The Broadway League was asked for comment on these sales, which dip into producers’ bottom line, but did not offer one.
However, an executive with the Shubert Organization informed that what these sites are doing is legal – even if greedy and unethical. However, the executive added that what theatre owners and producers are attempting to do is shut down sites which sell the same seat(s) twice or more; and also those issuing bogus tickets.
A solution is to go to the box office. Treasurers are eager to help you secure the best seats for a price you can afford. And if you go as a couple but don’t mind seeing a show in separate seats, you’d be surprised what you can get into.
Another safe option is Shubert Organization-owned TeleCharge, where service fees will apply but where you won’t be gorged in the wallet.
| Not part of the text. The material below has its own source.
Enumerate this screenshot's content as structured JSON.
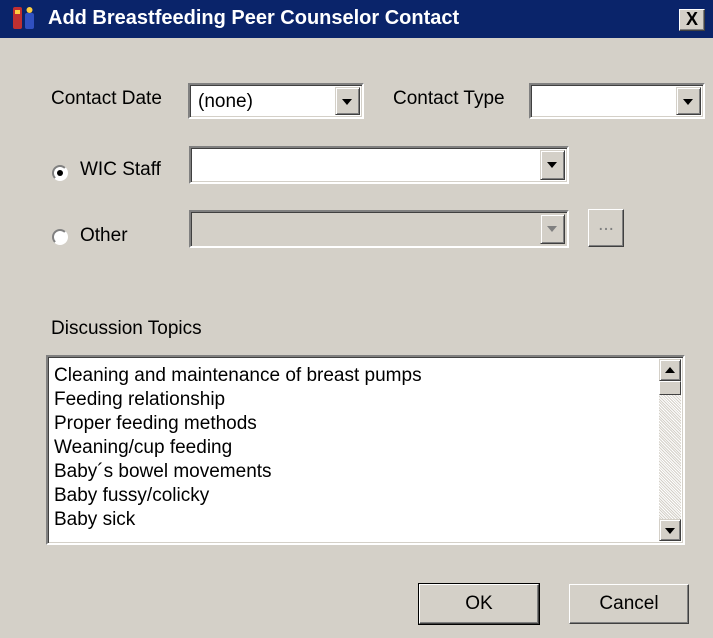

Heads up: a check of Hello, Dolly! Bette Midler dates the second week of July, and tickets are available at regular posted prices, plus service fees.
Since you have to pay rent or monthly fees and also eat, you might consider the numerous promotions for shows in previews. The Broadway League has the Kid’s Night promotions; NYC & Company, the bi-annual Broadway Week [usually two weeks] 2-for 1 ticket offers [www.nycgo.com]. Take advantage of the fact that 90% of shows are available for 40-50% off [plus $4.50 service fee] at the TDF booths.
Keep in mind when a show sells out, the box office offers Standing Room. Prices vary, but around $50.00 is a good bet. Just wear comfortable shoes.
Now, you can find bargains. For instance, just this week someone found second row orchestra seats for the farce The Play That Goes Wrong on Theatermania.com and Playbill.com for under $115.00, including service fee. Both sites have theater clubs that are free to join.
FYI: Tony and Drama Desk winner Donna Murphy will play the title role in Hello, Dolly! on Tuesday evenings beginning June 13; and these announced dates: June 27-July 2, July 5-9, July 30 evening performance, September 6-10, October 15 evening performance, October 30, November 1-5, November 24 matinee, and January 7 evening.
The posted box office price for Hello, Dolly! orchestra seats is $189.00-$229.00; Dear Evan Hansen, $189.00.
Here are recent examples of how people desperate to see the blockbuster hits are being taken to the cleaners by individual reselling tickets.
Over the weekend, a young patron reported her boyfriend paid $1,000.00 for two orchestra seats for Dear Evan Hansen on one of the ticket sites. When asked why, she replied, “It was last minute, and we really wanted to see it.” She added that both will go without lunch several days. Maybe even dinner!
Recent complaints include numerous complaints about sites such as
TicketMaster, where a recent purchase of a Hamilton ticket, rear Mezz, Row E, right, with a posted base price of $179.00 – $229.00 (front) was resold for $587.00 plus service fee of $93.92, for a total of $680.92. Where is the service in reselling a ticket at more than twice its value?
At VividSeats.com, resale prices for Hamilton ranged from a $79.00 ticket for Balcony, Row F, left, resold for $275.00 plus $90.00 service fee; $422.00 for Mezz, Row D, side; to $552.00 for side Orch, Row V or, get this, $2,760.00 for side Orch, Row W (second to last row). The site recently sent an e-mail blast: Save $50 On Hamilton tickets! Well, okay, then; but make it $100!
StubHub.com is offering Hello, Dolly! for $180.00-$420.00 [sides, Balcony] – $990.00 [center Orch]; Dear, Evan Hansen, $285.00 [sides, Mezz]-$800.00 [center Orch] in the intimate Music Box Theatre. BroadwayBox.com, usually the site for bargains, has offered weeknight tickets [prior to Donna Murphy performances] for Hello, Dolly! for $326.00 [Balcony]- $490.00 [Orch/partial view].
There seems to be no shame. Box office prices [which also average $145.00 for plays] can be daunting. Then, add another $2 facility fee [which still hasn’t gotten the Shubert Organization to install a handicapped restroom at their namesake Shubert Theatre, where patrons on walkers and in wheelchairs are directed to restrooms at the Marriott Hotel or Sardi’s, second floor, reachable by elevator].